The sad news, however, is that this is just a misconception. In fact, this is a dangerous misconception that can cause serious damage to your winch due to these two factors. First, the pulling power of your synthetic rope can decrease significantly.
Since you’re working with a long rope, the winch will have to work harder to turn the drum which is already overwhelmed with the extra-long rope. You see, the pulling power of a winch is usually high during the first initial wrap of the rope to the drum. As the wrapping continues, the pulling power starts to decrease. So, if you’re working with a long rope, then the pulling power will be very weak.
Another problem with using a long synthetic rope is that it can cause serious damage to the winch and the rope itself when recovering a vehicle in an extremely angled position. If you’re recovering your vehicle at a tight angle, spooling the synthetic rope evenly will be difficult causing the rope to spool on one end of the drum.
Since you’re dealing with an extra-long rope, the rope will continue spooling on one end until it gets to contact with the spreader bars. This can cause serious abrasion to the synthetic rope and potential damage to the winch.
So, how can you prevent this? Well, one way you can prevent this type of damage is to get a winch line that’s potentially shorter than the factory line. In most cases, the recommended size is anywhere from 10” to 20” shorter. By doing this, you won’t risk damaging the winch or the synthetic rope when performing tricky recovery procedures.
What if the synthetic rope gets too short? Well, in such a situation, getting a winch line extension is the best approach. Not only will it compensate for the reduced length, but it will also allow for more versatility when recovering your vehicle in tricky situations.
What About the Diameter?
Other than the size, the diameter of the synthetic rope you’re planning to get can have a huge significance on its overall performance. For instance, you might choose to get a synthetic line with a higher diameter to improve its strength. Although it’s fine to consider this approach, you have to decrease the length of the rope, on the other hand, to ensure that it fits perfectly on the drum.
So, to cut the long story short, a thick rope should be shorter while a thin rope should be longer. Other than the diameter, you need to calculate the working load limit in relation to the maximum breaking strength.
In most cases, the maximum breaking strength should be at least 1.5 to 2 times more than the pulling power of your winch. Supposing your winch has a pulling power of 9000lbs, then it means you’ll need to get a synthetic rope with a breaking strength of between 13,500lbs to 18,000lbs or higher.
As you can see, choosing a synthetic winch rope for your winch is not a simple process. There are many factors you need to consider such as the size, the diameter, color, heat factor, and the ratio of the breaking strength and the pulling power.
Another factor you must consider besides the five we’ve mentioned is synthetic rope vs. steel wire cable. Although steel cables were hugely considered in the past, they have one major detriment.

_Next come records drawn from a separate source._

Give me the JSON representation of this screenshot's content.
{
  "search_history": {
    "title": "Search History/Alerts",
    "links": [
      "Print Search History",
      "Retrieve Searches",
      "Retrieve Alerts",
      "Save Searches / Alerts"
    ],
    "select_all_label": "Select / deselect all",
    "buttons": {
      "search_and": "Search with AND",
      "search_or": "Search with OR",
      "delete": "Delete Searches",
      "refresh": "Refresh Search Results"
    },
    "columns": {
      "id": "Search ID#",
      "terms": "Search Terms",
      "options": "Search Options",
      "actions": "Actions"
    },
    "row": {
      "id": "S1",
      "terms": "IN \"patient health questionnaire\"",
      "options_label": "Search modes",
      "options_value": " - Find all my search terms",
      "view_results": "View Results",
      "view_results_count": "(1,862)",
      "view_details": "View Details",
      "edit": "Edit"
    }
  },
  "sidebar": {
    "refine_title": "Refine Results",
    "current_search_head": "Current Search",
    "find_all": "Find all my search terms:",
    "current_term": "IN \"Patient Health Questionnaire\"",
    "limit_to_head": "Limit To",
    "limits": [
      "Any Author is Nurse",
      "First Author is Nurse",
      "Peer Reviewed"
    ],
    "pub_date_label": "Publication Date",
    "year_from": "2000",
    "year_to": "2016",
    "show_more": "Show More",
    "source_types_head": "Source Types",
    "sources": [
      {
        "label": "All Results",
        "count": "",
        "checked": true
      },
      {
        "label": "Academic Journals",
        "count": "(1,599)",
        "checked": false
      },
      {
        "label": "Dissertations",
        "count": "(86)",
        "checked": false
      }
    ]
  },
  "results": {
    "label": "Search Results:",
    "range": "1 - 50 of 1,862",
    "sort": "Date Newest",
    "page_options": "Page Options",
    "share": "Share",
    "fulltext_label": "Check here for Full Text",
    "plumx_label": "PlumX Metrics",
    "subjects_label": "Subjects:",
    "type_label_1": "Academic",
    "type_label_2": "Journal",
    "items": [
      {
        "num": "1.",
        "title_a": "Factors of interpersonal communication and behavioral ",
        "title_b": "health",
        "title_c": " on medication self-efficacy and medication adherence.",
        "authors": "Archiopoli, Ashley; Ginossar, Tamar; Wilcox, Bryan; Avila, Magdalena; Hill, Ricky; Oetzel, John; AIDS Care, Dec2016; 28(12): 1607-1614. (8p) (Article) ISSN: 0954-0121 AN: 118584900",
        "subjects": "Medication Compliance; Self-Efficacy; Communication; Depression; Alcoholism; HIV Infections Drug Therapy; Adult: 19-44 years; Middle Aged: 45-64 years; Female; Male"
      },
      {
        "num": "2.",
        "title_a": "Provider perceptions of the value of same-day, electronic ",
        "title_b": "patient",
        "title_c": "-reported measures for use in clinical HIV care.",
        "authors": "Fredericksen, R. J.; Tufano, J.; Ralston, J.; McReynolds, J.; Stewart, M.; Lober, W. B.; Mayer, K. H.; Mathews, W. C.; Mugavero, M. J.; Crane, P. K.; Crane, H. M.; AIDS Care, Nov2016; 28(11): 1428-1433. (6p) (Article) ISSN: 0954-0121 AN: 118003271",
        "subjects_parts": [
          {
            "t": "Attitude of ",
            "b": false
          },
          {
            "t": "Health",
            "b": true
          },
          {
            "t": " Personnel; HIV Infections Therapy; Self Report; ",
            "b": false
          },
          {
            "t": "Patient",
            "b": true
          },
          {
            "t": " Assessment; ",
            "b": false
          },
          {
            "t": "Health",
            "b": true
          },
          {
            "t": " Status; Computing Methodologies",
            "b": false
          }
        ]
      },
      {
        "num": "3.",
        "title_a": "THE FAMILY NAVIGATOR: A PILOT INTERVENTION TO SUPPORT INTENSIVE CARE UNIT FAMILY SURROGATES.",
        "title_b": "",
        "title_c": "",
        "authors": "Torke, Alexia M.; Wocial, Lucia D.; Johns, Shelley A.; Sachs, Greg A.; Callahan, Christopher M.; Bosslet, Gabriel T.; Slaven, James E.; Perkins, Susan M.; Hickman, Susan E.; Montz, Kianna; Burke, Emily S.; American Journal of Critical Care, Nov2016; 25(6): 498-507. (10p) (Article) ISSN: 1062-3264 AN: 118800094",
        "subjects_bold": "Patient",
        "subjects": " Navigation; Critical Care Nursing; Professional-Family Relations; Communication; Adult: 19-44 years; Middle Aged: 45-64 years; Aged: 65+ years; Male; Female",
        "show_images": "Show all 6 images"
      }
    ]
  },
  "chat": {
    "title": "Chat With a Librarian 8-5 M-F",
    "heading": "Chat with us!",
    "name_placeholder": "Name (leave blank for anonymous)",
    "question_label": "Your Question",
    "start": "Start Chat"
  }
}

They store a lot of energy when stretched. This energy can cause them to snap/break causing serious injuries.
On the other hand, synthetic ropes are lighter and don’t hold much tension. This makes them less susceptible to breakage hence the safest to use in recovery procedures.